Whitney Houston Honored 10 Years After Her Death with PEOPLE Special Edition

How the pop icon influenced a generation of stars from Alicia Keys to Beyonce to Adele

whitney houston

That voice. There's no way to capture the full magic of Whitney Houston, of her talent, of what she meant to so many people. "I always wanted to sound like Whitney Houston," Adele has said. "I remember being 17 in front of mirrors, singing along to 'I Wanna Dance with Somebody' with my hair spray in my hand." Same for another fan in Texas. "I, like every singer, always wanted to be just like her," Beyoncé told Essence. "She is our queen, and she opened doors and provided a blueprint for all of us."

Ten years after Houston's shocking death at age 48, PEOPLE is celebrating her life and unmatched career in a new special edition. The photo-filled issue goes back to Houston's New Jersey childhood, from early solos in the church choir, to accompanying her mother, gospel singer Cissy Houston, on-stage in Carnegie Hall at age 15, to becoming a global superstar and six-time Grammy Award winner.
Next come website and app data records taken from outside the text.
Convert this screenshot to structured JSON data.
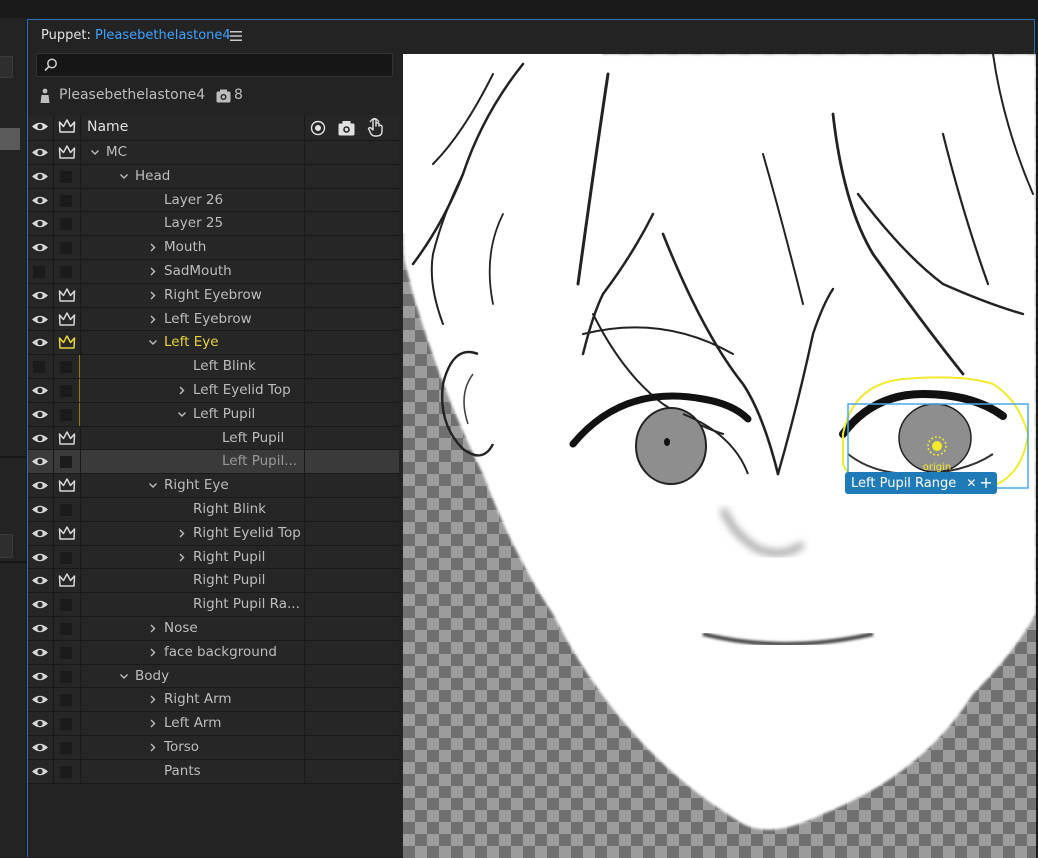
{
  "panel": {
    "title_label": "Puppet:",
    "title_name": "Pleasebethelastone4"
  },
  "search": {
    "placeholder": ""
  },
  "puppet_info": {
    "name": "Pleasebethelastone4",
    "count": "8"
  },
  "columns": {
    "name": "Name"
  },
  "layers": [
    {
      "label": "MC",
      "indent": 0,
      "chevron": "down",
      "eye": true,
      "crown": true
    },
    {
      "label": "Head",
      "indent": 1,
      "chevron": "down",
      "eye": true,
      "crown": false
    },
    {
      "label": "Layer 26",
      "indent": 2,
      "chevron": "none",
      "eye": true,
      "crown": false
    },
    {
      "label": "Layer 25",
      "indent": 2,
      "chevron": "none",
      "eye": true,
      "crown": false
    },
    {
      "label": "Mouth",
      "indent": 2,
      "chevron": "right",
      "eye": true,
      "crown": false
    },
    {
      "label": "SadMouth",
      "indent": 2,
      "chevron": "right",
      "eye": false,
      "crown": false
    },
    {
      "label": "Right Eyebrow",
      "indent": 2,
      "chevron": "right",
      "eye": true,
      "crown": true
    },
    {
      "label": "Left Eyebrow",
      "indent": 2,
      "chevron": "right",
      "eye": true,
      "crown": true
    },
    {
      "label": "Left Eye",
      "indent": 2,
      "chevron": "down",
      "eye": true,
      "crown": true,
      "highlight": true
    },
    {
      "label": "Left Blink",
      "indent": 3,
      "chevron": "none",
      "eye": false,
      "crown": false,
      "yline": true
    },
    {
      "label": "Left Eyelid Top",
      "indent": 3,
      "chevron": "right",
      "eye": true,
      "crown": false,
      "yline": true
    },
    {
      "label": "Left Pupil",
      "indent": 3,
      "chevron": "down",
      "eye": true,
      "crown": false,
      "yline": true
    },
    {
      "label": "Left Pupil",
      "indent": 4,
      "chevron": "none",
      "eye": true,
      "crown": true
    },
    {
      "label": "Left Pupil...",
      "indent": 4,
      "chevron": "none",
      "eye": true,
      "crown": false,
      "selected": true
    },
    {
      "label": "Right Eye",
      "indent": 2,
      "chevron": "down",
      "eye": true,
      "crown": true
    },
    {
      "label": "Right Blink",
      "indent": 3,
      "chevron": "none",
      "eye": true,
      "crown": false
    },
    {
      "label": "Right Eyelid Top",
      "indent": 3,
      "chevron": "right",
      "eye": true,
      "crown": true
    },
    {
      "label": "Right Pupil",
      "indent": 3,
      "chevron": "right",
      "eye": true,
      "crown": false
    },
    {
      "label": "Right Pupil",
      "indent": 3,
      "chevron": "none",
      "eye": true,
      "crown": true
    },
    {
      "label": "Right Pupil Ra...",
      "indent": 3,
      "chevron": "none",
      "eye": true,
      "crown": false
    },
    {
      "label": "Nose",
      "indent": 2,
      "chevron": "right",
      "eye": true,
      "crown": false
    },
    {
      "label": "face background",
      "indent": 2,
      "chevron": "right",
      "eye": true,
      "crown": false
    },
    {
      "label": "Body",
      "indent": 1,
      "chevron": "down",
      "eye": true,
      "crown": false
    },
    {
      "label": "Right Arm",
      "indent": 2,
      "chevron": "right",
      "eye": true,
      "crown": false
    },
    {
      "label": "Left Arm",
      "indent": 2,
      "chevron": "right",
      "eye": true,
      "crown": false
    },
    {
      "label": "Torso",
      "indent": 2,
      "chevron": "right",
      "eye": true,
      "crown": false
    },
    {
      "label": "Pants",
      "indent": 2,
      "chevron": "none",
      "eye": true,
      "crown": false
    }
  ],
  "viewport": {
    "origin_label": "origin",
    "range_tag": "Left Pupil Range",
    "range_close": "✕",
    "range_add": "+"
  },
  "colors": {
    "accent": "#3fa2ff",
    "highlight": "#e8d43a",
    "tag": "#1f7bb8",
    "bounding_box": "#4aa8e8",
    "range_outline": "#f2ea2a"
  }
}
In a mere seven years, from 1985 to 1992, Houston sold a remarkable 26 million albums in the United States alone, racked up ten No. 1 Hot 100 singles, and starred in a film, The Bodyguard, that grossed more than $400 million. "Her unprecedented success brought Black women into the absolute highest reaches of the music industry's pantheon," said Alicia Keys when she inducted Houston into the Rock and Roll Hall of Fame in 2020.

Whitney Houston
Kevork Djansezian/Getty Images

Yet when Houston was first introduced to the world by Arista Records founder Clive Davis on The Merv Griffin Show in 1983, she looked like anything but a transformative pop culture force. She appeared nervous, clasping her hands as she sang, her voice a whisper. Whitney was just 19 when she performed "Home," a song from the musical The Wiz. She was dressed in a puff-sleeved purple top and a floor-length black skirt, looking like she had just been dropped off from the prom.

But as the number built to a crescendo and the former choirgirl loosened up, out came that voice — a sound that could move souls. The world witnessed the birth of a superstar. "You won't forget that name," Griffin declared over the din of the studio applause. "Whitney Houston."

Released in 1985, Houston's self-titled studio album set a record for the highest-selling debut by a solo artist, spending 14 weeks atop the U.S. charts. Ronald Reagan was in the White House, MTV was newly influential, and Houston's love-conquers-all ballads came as sweet music to the ears of both pop fans and MTV executives—who were getting heat for oversexed video imagery and for under-representing Black artists. "You Give Good Love," "Saving All My Love for You," "Greatest Love of All" and the infectious "How Will I Know" lit up the airwaves. Her follow-up Whitney, released in 1987, debuted at No. 1 in Billboard and was just as massive. The sophomore set launched four consecutive No. 1 singles ("I Wanna Dance with Somebody [Who Loves Me]," "Didn't We Almost Have It All," "So Emotional" and "Where Do Broken Hearts Go"), pushing global sales to 17 million.

"Here I come with the right skin, the right voice, the right style, the right everything," Houston said in 1987, looking back at her surreal run. "A little girl makes the crossover, and vooom! It's a little easier for the others."

But Houston herself would not always have an easy time of it. She had a troubled marriage to singer Bobby Brown, with whom she had a daughter, Bobbi Kristina. And for years Houston struggled with drug addiction. Later in her life, she attempted to put her career back on track, but the toll on her health had also meant a toll on her legendary voice. Still, she loved to sing — and despite losing some top notes, that voice could yet thrill. At a Feb. 9, 2012 party for her friend R&B vocalist Kelly Price, Houston grabbed the mic for an impromptu duet of a hymn, "Jesus Loves Me," with Price. Recalled one partygoer, "The audience melted."

Whitney Houston and Bobby Brown. Lester Cohen/WireImage

"I saw nothing other than somebody who was happy, who was moving forward, who was having a good time," Price told Today of their time on stage. "Her daughter was there with her. She was dancing, she was smiling, she was singing." Less than 48 hours later, a member of Houston's entourage discovered her submerged unconscious in the bathtub of her room in the Beverly Hilton Hotel. EMTs attempted to revive her, but to no avail. She died on Feb. 11, 2012.

"Her music will live forever," said Keys at the Rock Hall of Fame. "That music, that everlasting voice, is her final, generous gift to us."

PEOPLE's Whitney Houston: The Timeless Star's Life & Legacy is available now at Amazon and wherever magazines are sold.

Related Articles